*** Opening EXERCISE INPUTS ***

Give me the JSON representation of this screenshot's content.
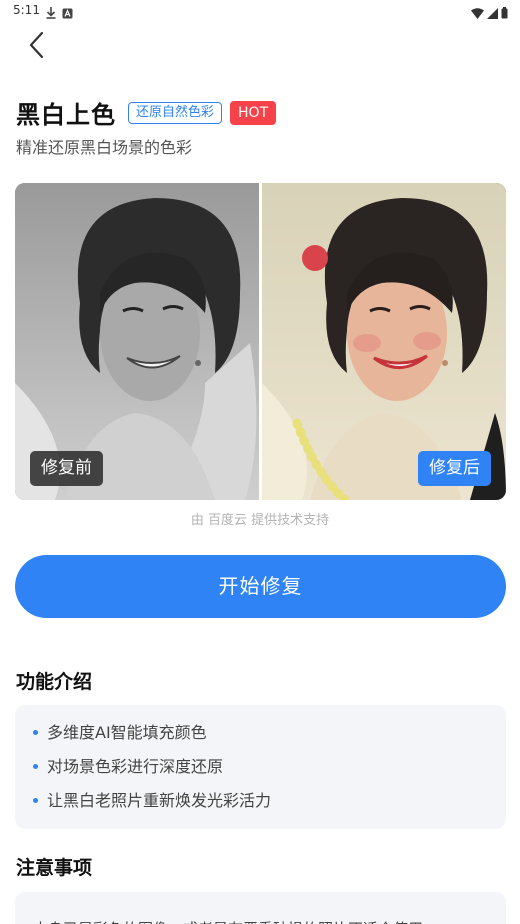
{
  "status_bar": {
    "time": "5:11"
  },
  "header": {
    "title": "黑白上色",
    "tag": "还原自然色彩",
    "hot_badge": "HOT",
    "subtitle": "精准还原黑白场景的色彩"
  },
  "compare": {
    "before_label": "修复前",
    "after_label": "修复后"
  },
  "provider_text": "由 百度云 提供技术支持",
  "start_button": "开始修复",
  "features": {
    "title": "功能介绍",
    "items": [
      "多维度AI智能填充颜色",
      "对场景色彩进行深度还原",
      "让黑白老照片重新焕发光彩活力"
    ]
  },
  "notes": {
    "title": "注意事项",
    "text": "本身已是彩色的图像，或者是有严重破损的照片不适合使用"
  }
}
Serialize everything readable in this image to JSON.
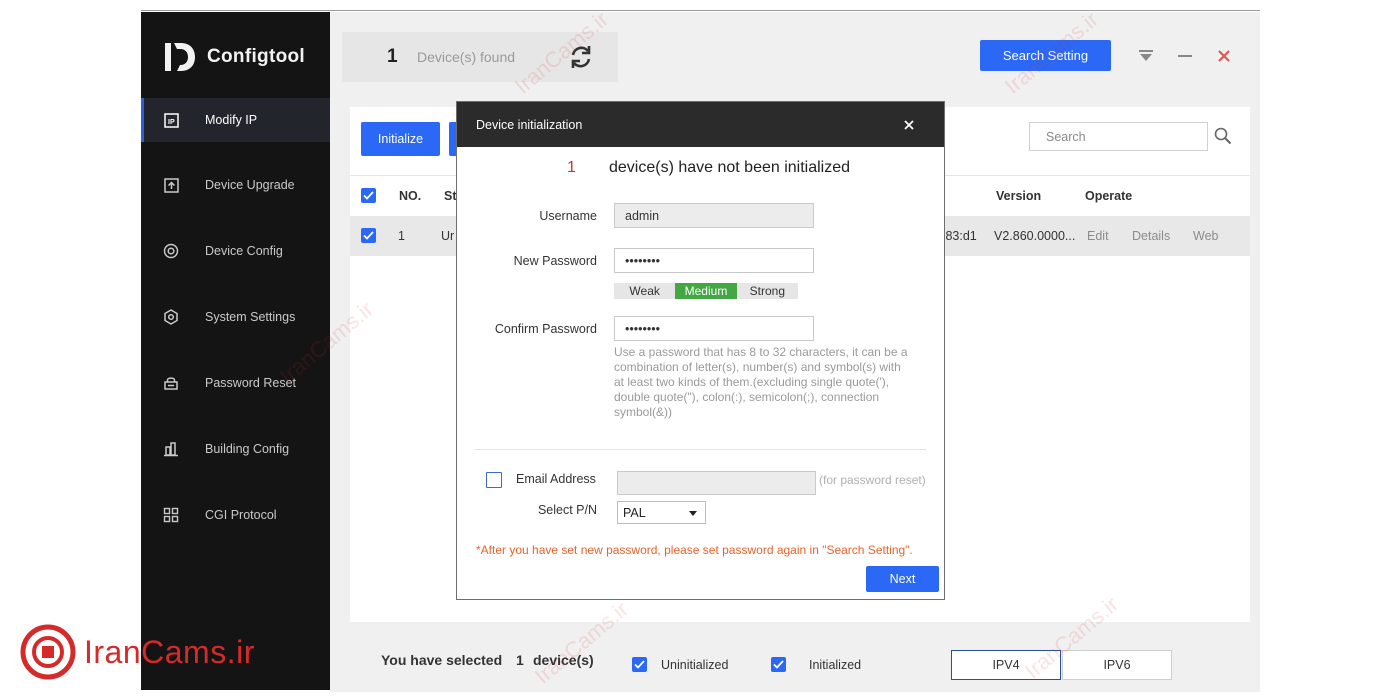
{
  "app": {
    "title": "Configtool",
    "found_count": "1",
    "found_label": "Device(s) found",
    "search_setting_label": "Search Setting"
  },
  "sidebar": {
    "items": [
      {
        "label": "Modify IP",
        "icon": "ip-icon"
      },
      {
        "label": "Device Upgrade",
        "icon": "upgrade-icon"
      },
      {
        "label": "Device Config",
        "icon": "device-config-icon"
      },
      {
        "label": "System Settings",
        "icon": "system-settings-icon"
      },
      {
        "label": "Password Reset",
        "icon": "password-reset-icon"
      },
      {
        "label": "Building Config",
        "icon": "building-icon"
      },
      {
        "label": "CGI Protocol",
        "icon": "cgi-icon"
      }
    ]
  },
  "toolbar": {
    "initialize_label": "Initialize",
    "search_placeholder": "Search"
  },
  "table": {
    "headers": {
      "no": "NO.",
      "status": "St",
      "version": "Version",
      "operate": "Operate"
    },
    "rows": [
      {
        "no": "1",
        "status": "Ur",
        "mac_tail": ":83:d1",
        "version": "V2.860.0000...",
        "edit": "Edit",
        "details": "Details",
        "web": "Web"
      }
    ]
  },
  "footer": {
    "selected_prefix": "You have selected",
    "selected_count": "1",
    "selected_suffix": "device(s)",
    "uninitialized_label": "Uninitialized",
    "initialized_label": "Initialized",
    "ipv4_label": "IPV4",
    "ipv6_label": "IPV6"
  },
  "dialog": {
    "title": "Device initialization",
    "count": "1",
    "message": "device(s) have not been initialized",
    "username_label": "Username",
    "username_value": "admin",
    "new_password_label": "New Password",
    "new_password_value": "••••••••",
    "strength": {
      "weak": "Weak",
      "medium": "Medium",
      "strong": "Strong"
    },
    "confirm_password_label": "Confirm Password",
    "confirm_password_value": "••••••••",
    "hint": "Use a password that has 8 to 32 characters, it can be a combination of letter(s), number(s) and symbol(s) with at least two kinds of them.(excluding single quote('), double quote(\"), colon(:), semicolon(;), connection symbol(&))",
    "email_label": "Email Address",
    "email_hint": "(for password reset)",
    "pn_label": "Select P/N",
    "pn_value": "PAL",
    "warning": "*After you have set new password, please set password again in \"Search Setting\".",
    "next_label": "Next"
  },
  "brand": {
    "text": "IranCams.ir"
  },
  "watermark": {
    "text": "IranCams.ir"
  },
  "colors": {
    "accent": "#2b68f5",
    "sidebar": "#141414",
    "close": "#e05050",
    "strength_medium": "#43a843",
    "warning": "#e8632a",
    "brand": "#d42a2a"
  }
}
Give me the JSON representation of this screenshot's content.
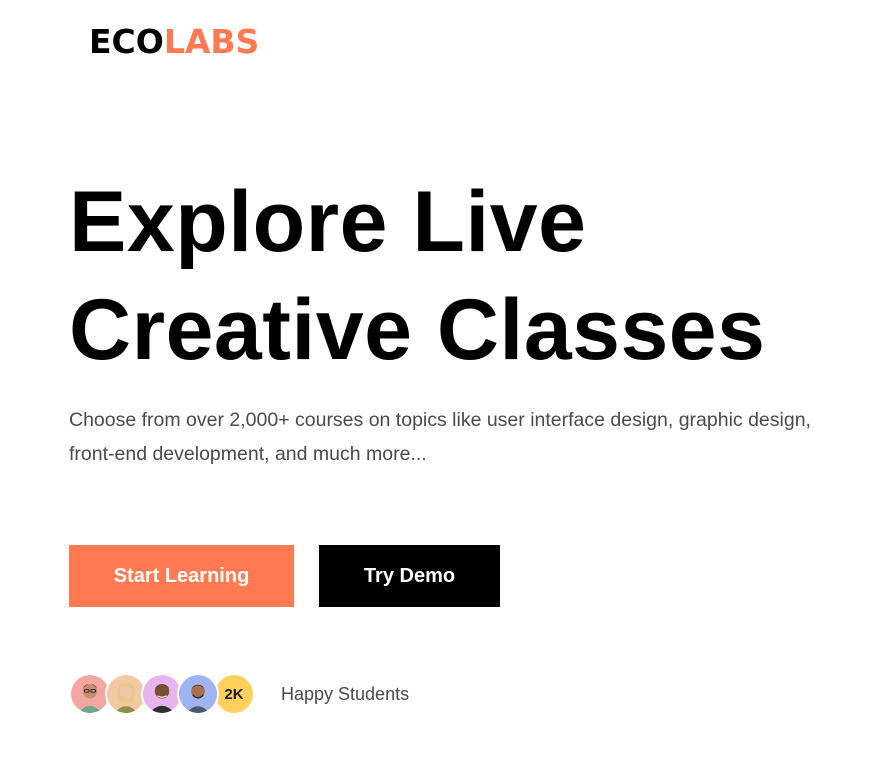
{
  "brand": {
    "logo_part1": "ECO",
    "logo_part2": "LABS",
    "accent_color": "#ff7a52"
  },
  "hero": {
    "title_line1": "Explore Live",
    "title_line2": "Creative Classes",
    "description": "Choose from over 2,000+ courses on topics like user interface design, graphic design, front-end development, and much more..."
  },
  "actions": {
    "primary_label": "Start Learning",
    "secondary_label": "Try Demo"
  },
  "social_proof": {
    "avatars": [
      {
        "name": "student-avatar-1",
        "bg": "#f4a6a0"
      },
      {
        "name": "student-avatar-2",
        "bg": "#f2c9a0"
      },
      {
        "name": "student-avatar-3",
        "bg": "#e8b4f0"
      },
      {
        "name": "student-avatar-4",
        "bg": "#9fb4f0"
      }
    ],
    "count": "2K",
    "count_color": "#ffd15c",
    "label": "Happy Students"
  }
}
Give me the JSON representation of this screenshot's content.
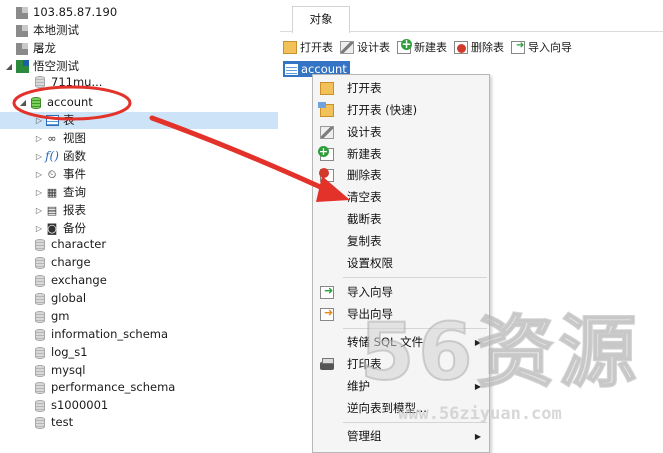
{
  "tree": {
    "connections": [
      {
        "label": "103.85.87.190"
      },
      {
        "label": "本地测试"
      },
      {
        "label": "屠龙"
      },
      {
        "label": "悟空测试"
      }
    ],
    "partial_item": "711mu...",
    "selected_db": "account",
    "db_children": [
      "表",
      "视图",
      "函数",
      "事件",
      "查询",
      "报表",
      "备份"
    ],
    "other_databases": [
      "character",
      "charge",
      "exchange",
      "global",
      "gm",
      "information_schema",
      "log_s1",
      "mysql",
      "performance_schema",
      "s1000001",
      "test"
    ]
  },
  "tabs": {
    "objects": "对象"
  },
  "toolbar": {
    "open": "打开表",
    "design": "设计表",
    "new": "新建表",
    "delete": "删除表",
    "import": "导入向导"
  },
  "object_item": "account",
  "context_menu": [
    "打开表",
    "打开表 (快速)",
    "设计表",
    "新建表",
    "删除表",
    "清空表",
    "截断表",
    "复制表",
    "设置权限",
    "导入向导",
    "导出向导",
    "转储 SQL 文件",
    "打印表",
    "维护",
    "逆向表到模型...",
    "管理组"
  ],
  "watermark": {
    "big": "56资源",
    "url": "www.56ziyuan.com"
  },
  "colors": {
    "selection": "#3574c4",
    "tree_selection": "#cde3f7",
    "arrow": "#e2322a"
  }
}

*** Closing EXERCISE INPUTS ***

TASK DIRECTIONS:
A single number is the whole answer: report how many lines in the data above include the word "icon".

OUTPUT FOR THIS EXERCISE:
7